In the flurry of nation-building gentrification, and homogenisation, that swept across Australia in the first half of the 20th century, many of these non-English parts of Australia’s history were written out of the national story. Let’s cook them back in.
If your ancestors took an interesting route here, and picked up anything interesting like this recipe along the way, I’d love to hear from you.
Here is the original recipe:
BENGAL CHUTNEE. - The following is an Indian recipe for chutney, generally thought very good: - In this country apples must be substituted for the mangoes, and 2oz. of pounded ginger for the green ginger mentioned in the recipe: - 4lb. good moist sugar, 2lb. salt, 2lb. garlic, 2lb. green ginger, 2lb. mustard, 2lb. raisins stoned, 2lb dried chillies, four bottles best vinegar, and sixty mangoes. The garlic, chillies, resins, &c., to be pounded together with the salt very fine; the sugar mixed with one bottle of vinegar and made into syrup. The mangoes, or apples, peeled, cut in slices, and boiled in the rest of the vinegar till soft. When cold, mix the whole well together, and bottle or put into pots.
RECIPES. (1869, March 6). The Australasian (Melbourne, Vic. : 1864 - 1946), p. 7.
For the seasoning paste:
10g (2 tsp.) salt
25g (2 tbsp.) garlic
25g (2 tbsp.) fresh ginger
25g (2 tbsp.) English mustard
60g (1/4 cup) raisins
2 dried chillies, or 2T (5 tsp.) chilli flakes (this makes a medium heat chutney – the original mouth scorching recipe calls for 60g).
For the syrup:
120g (1/2 cup) brown sugar
70ml (2 1/2oz) vinegar
For the mangoes:

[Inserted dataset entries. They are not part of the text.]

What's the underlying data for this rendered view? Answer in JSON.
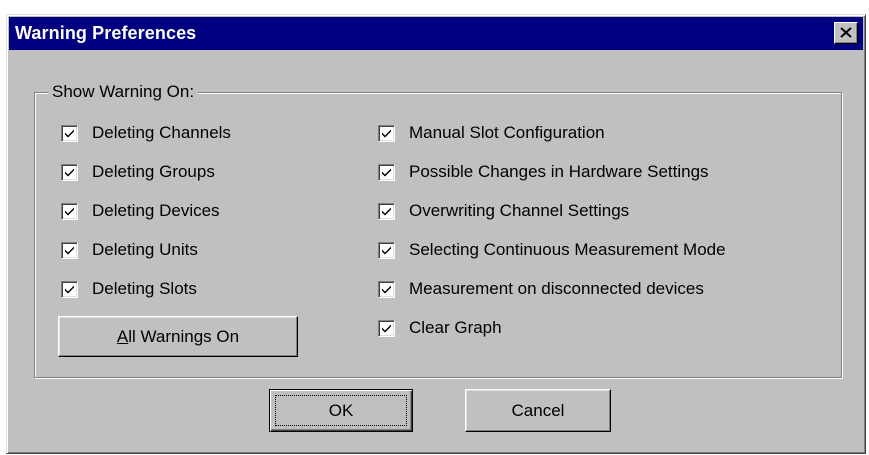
{
  "window": {
    "title": "Warning Preferences",
    "close_icon": "close-x-icon"
  },
  "group": {
    "label": "Show Warning On:"
  },
  "left_options": [
    {
      "label": "Deleting Channels",
      "checked": true
    },
    {
      "label": "Deleting Groups",
      "checked": true
    },
    {
      "label": "Deleting Devices",
      "checked": true
    },
    {
      "label": "Deleting Units",
      "checked": true
    },
    {
      "label": "Deleting Slots",
      "checked": true
    }
  ],
  "right_options": [
    {
      "label": "Manual Slot Configuration",
      "checked": true
    },
    {
      "label": "Possible Changes in Hardware Settings",
      "checked": true
    },
    {
      "label": "Overwriting Channel Settings",
      "checked": true
    },
    {
      "label": "Selecting Continuous Measurement Mode",
      "checked": true
    },
    {
      "label": "Measurement on disconnected devices",
      "checked": true
    },
    {
      "label": "Clear Graph",
      "checked": true
    }
  ],
  "buttons": {
    "all_warnings_accel": "A",
    "all_warnings_rest": "ll Warnings On",
    "ok": "OK",
    "cancel": "Cancel"
  },
  "colors": {
    "titlebar": "#000080",
    "face": "#c0c0c0"
  }
}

210ml (7 1/2 oz) vinegar + a dash of water (if necessary to cover the mangoes)
4 mangoes, sliced into 1cm (1/2 an inch) wide strips
1 hour (jolly quick for a preserve), including some cooling time in which you can occupy yourself by counting your socks, walking your granny’s dog, or helping to preserve the Cornish language.
Approximately 3 medium jars, depending on the size of your mangoes. Please note that I scaled this recipe down by 1/15th, as the original recipe called for 60 mangoes and seemed to be geared towards making enough of the stuff to bathe in. As a consequence, it should scale back up quite well.
Combine all the ingredients for the seasoning paste in a mortar and pestle or a food processor, and blend until only very small pieces of the raisins remain.
Put the brown sugar and vinegar in a non-reactive [hyperlink] pan, and heat very gently just until the sugar has dissolved. Stir it constantly. Once the sugar has dissolved, take the pan off the heat.
Place the mangoes in a non-reactive saucepan, along with the vinegar. If the vinegar is not even close to covering the mangoes, add a dash of water. Cook, stirring occasionally, until the mangoes are tender. Don’t be too gung ho with the stirring though, or you will make mango puree. When the mangoes are done, take the pan off the heat.
Once all the elements are cool (or, if you impatient like me, as cool as they’re going to get), mix them together.
You can start eating your chutney straight away, or you can leave it in the jar for a few weeks to calm down.
Chutney is ideal to serve with meat, on a sandwich, or with a strong cheese. You can also use it as a glaze for roast meat or vegetables – I have particularly fond memories of chutney-glazed baked ham.
Do let me know how you use yours!